China’s threat to use force to bring Taiwan under its control is aimed at foreign States and a small number of separatists, the Chinese government said today. “Our not promising to renounce the use of force is absolutely not targeted at Taiwan compatriots. We are targeting interference from external forces and the tiny number of Taiwan independence separatists and their separatist activities,” a spokesperson for China’s Taiwan Affairs Office said. Reuters reports.
Russian President Vladimir Putin said yesterday that Ukraine’s statehood could suffer an “irreparable blow” if the war continued, saying Russia would never be forced to abandon the gains it has made. Putin’s comments came a day after Switzerland agreed to host a global peace summit at the request of Ukrainian president Volodymyr Zelenskyy, which Putin dismissed as “so-called peace formulas” with “prohibitive demands.” Reuters reports.
Two Russian missiles struck a residential area in Ukraine’s second city Kharkiv yesterday, injuring 17 people and damaging homes, according to local officials. Reuters reports.
President Biden invited the top four congressional leaders to the White House this afternoon to discuss national security funding, including aid for Ukraine and Israel as well as border security, according to multiple sources. The meeting comes at a critical moment as Congress must pass a short-term funding bill to prevent a government shutdown before money runs out on Friday night. Julie Tsirkin, Monica Alba, Frank Thorp V and Rebecca Kaplan report for NBC News.
House Republicans have paused efforts to hold Hunter Biden in contempt of Congress after his lawyers offered to have Biden sit for the closed-door deposition he had been resisting. The Rules Committee was scheduled to vote yesterday on the resolution, but the panel’s chair said the committee will not reconvene as they negotiate with Biden’s legal team. Andrew Solender reports for Axios.

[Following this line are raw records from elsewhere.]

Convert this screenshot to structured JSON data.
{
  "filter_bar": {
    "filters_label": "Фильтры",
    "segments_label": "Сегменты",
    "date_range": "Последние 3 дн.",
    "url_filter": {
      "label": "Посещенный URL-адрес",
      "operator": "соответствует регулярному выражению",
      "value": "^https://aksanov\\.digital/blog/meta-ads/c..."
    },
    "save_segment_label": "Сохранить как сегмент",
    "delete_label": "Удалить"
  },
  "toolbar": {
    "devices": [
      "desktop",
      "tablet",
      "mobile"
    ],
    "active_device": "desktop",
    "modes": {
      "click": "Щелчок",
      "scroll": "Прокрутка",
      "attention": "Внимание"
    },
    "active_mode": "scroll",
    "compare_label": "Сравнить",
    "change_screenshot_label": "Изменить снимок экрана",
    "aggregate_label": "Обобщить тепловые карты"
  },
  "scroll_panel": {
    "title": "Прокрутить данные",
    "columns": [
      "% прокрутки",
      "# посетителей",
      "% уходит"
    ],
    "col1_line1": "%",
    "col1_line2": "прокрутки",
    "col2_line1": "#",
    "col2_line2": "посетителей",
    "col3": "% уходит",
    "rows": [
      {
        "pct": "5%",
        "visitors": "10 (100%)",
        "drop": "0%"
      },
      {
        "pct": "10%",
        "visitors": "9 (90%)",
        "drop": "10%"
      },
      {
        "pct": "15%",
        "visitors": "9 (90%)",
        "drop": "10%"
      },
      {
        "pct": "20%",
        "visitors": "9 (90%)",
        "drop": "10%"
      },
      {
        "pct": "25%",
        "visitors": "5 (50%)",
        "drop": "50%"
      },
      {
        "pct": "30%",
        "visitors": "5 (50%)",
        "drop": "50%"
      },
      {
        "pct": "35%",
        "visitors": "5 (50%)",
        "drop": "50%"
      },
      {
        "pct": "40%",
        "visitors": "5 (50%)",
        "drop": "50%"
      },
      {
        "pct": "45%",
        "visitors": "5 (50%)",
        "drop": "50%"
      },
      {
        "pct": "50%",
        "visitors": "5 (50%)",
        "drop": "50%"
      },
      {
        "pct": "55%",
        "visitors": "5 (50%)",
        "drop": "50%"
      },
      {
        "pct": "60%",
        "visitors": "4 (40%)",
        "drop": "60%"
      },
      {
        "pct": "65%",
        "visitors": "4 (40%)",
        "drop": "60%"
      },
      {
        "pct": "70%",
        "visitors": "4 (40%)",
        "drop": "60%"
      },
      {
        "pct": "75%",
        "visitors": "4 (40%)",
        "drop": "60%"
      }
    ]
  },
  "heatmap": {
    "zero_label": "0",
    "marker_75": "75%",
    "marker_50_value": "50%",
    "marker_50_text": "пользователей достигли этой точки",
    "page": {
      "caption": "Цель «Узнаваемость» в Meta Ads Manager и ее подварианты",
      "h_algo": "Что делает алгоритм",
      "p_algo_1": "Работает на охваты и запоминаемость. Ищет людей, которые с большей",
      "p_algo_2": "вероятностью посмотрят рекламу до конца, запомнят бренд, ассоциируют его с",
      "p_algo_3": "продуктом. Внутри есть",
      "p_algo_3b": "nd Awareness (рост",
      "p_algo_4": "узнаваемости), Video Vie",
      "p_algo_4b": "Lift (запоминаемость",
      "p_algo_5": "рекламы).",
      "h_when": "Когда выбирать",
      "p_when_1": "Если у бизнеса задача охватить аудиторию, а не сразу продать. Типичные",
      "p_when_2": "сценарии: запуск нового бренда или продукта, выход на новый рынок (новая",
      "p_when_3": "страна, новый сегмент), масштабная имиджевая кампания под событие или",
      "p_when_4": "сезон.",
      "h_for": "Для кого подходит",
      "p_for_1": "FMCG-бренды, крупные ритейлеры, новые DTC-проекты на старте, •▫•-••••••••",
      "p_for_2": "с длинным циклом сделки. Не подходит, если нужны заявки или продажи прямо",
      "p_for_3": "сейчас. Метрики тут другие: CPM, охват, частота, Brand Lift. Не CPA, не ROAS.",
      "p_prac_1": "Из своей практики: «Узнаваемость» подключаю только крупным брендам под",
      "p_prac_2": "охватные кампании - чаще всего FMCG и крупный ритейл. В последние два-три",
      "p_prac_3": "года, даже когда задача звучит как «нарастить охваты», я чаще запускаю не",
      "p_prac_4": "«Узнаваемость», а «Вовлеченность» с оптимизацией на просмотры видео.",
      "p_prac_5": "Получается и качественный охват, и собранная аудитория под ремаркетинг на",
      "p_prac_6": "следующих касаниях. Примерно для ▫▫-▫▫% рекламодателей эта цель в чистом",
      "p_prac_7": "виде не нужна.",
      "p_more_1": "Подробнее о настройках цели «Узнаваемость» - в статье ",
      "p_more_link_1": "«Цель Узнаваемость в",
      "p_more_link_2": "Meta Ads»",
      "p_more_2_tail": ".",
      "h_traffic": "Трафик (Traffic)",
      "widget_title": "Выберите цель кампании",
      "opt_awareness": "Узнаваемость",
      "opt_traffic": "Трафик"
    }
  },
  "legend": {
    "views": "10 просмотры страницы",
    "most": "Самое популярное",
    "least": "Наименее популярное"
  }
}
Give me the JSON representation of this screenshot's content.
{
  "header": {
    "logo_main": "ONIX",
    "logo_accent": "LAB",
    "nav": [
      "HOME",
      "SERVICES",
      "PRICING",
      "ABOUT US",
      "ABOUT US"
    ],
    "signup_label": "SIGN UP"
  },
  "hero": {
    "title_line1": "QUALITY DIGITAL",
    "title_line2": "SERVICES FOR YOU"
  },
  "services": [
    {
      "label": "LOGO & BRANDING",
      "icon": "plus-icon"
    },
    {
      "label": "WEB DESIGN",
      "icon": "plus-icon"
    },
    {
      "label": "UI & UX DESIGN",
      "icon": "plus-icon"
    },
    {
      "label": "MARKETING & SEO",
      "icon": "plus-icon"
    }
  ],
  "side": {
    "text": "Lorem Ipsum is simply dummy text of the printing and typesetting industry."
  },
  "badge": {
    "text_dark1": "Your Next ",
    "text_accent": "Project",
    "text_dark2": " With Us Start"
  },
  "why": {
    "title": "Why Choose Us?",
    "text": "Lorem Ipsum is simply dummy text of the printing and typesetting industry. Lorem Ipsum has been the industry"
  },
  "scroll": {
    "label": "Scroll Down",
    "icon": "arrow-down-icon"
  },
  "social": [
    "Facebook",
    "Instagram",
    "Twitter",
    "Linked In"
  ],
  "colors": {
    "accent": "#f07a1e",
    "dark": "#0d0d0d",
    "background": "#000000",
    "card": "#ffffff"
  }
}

The FBI and Capitol Police are investigating remarks reportedly made by Roger J. Stone, an informal adviser to former President Trump, in which he expressed death wishes for two Democratic lawmakers in the weeks leading up to the 2020 election, according to a government official familiar with the matter. The investigation was opened following an audio recording being released on Mediaite where someone sounding like Stone can be heard discussing Rep. Jerrold Nadler (D-NY) and Rep. Eric Swalwell (D-CA), who are among Trump’s most vocal congressional critics. “It’s time we do it, let’s go find Swalwell…It’s either Swalwell or Nadler has to die before the election. They need to get the message,” the audio is heard saying. Stone denies the comments and called the recording a “deep fake.”Alan Feuer and Luke Broadwater report for the New York Times.
Federal prosecutors are requesting a judge to sentence a former IRS contractor to five years in prison, the statutory maximum, for leaking the tax records of former President Trump and other wealthy Americans to the press. Charles Littlejohn pleaded guilty in October to one count of disclosing tax return information without authorization, and admitted to leaking tax records of “over a thousand” other wealthy people. Daniel Barnes and Zoë Richards report for NBC News.